Lone Wolf or Herd Animal? An Experiment on Choice of Information and Social Learning
We report on an experiment that distinguishes between rational social learning and behavioral bias. Subjects are asked to correctly guess the current binary state of the world. Differently from other social learning studies, they must choose between receiving a private, noisy signal about the current state or observing the past guesses of other subjects in the prior period.

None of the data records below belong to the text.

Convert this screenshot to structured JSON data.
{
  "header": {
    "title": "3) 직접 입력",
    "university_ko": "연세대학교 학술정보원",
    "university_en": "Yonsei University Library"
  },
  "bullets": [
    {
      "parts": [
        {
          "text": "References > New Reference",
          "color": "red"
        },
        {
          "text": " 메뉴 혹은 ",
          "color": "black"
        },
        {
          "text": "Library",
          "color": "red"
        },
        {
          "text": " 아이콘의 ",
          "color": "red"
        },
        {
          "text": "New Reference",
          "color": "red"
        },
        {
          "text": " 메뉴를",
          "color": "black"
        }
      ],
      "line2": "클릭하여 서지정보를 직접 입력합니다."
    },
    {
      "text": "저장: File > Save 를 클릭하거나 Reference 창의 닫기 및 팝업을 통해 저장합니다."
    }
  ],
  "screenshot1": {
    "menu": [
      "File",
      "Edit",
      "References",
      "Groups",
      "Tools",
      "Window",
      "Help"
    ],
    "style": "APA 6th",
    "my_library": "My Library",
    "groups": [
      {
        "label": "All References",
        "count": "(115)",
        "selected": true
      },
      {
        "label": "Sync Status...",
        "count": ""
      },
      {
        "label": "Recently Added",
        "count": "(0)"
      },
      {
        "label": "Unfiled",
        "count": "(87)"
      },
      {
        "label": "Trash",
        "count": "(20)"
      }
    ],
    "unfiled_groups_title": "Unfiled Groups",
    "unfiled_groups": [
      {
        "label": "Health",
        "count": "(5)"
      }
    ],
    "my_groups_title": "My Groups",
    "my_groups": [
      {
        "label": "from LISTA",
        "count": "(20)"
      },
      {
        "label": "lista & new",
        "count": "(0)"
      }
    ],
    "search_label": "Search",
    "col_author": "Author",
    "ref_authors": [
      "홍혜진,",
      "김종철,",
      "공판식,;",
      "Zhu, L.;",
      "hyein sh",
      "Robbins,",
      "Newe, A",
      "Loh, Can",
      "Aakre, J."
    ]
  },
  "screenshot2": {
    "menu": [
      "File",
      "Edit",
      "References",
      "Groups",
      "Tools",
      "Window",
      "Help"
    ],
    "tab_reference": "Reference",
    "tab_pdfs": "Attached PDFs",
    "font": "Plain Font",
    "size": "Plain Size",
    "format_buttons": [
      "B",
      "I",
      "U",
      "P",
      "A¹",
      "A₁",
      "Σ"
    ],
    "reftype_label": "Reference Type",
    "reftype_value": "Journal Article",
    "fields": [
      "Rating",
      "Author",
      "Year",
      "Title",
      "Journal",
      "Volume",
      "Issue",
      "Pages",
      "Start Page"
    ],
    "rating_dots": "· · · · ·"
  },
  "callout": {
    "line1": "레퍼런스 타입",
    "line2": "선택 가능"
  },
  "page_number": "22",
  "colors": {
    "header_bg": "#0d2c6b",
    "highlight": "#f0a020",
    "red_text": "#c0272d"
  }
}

The design varies the persistence of the state across time, which determines whether choosing social or private information is optimal, enabling us to separate subjects who choose optimally from those who excessively use either social information (``herd animals'') or private information (``lone wolves''). We find that a two-parameter rational inattention model with dispersed priors is best at rationalizing the existence of these different behavioral types.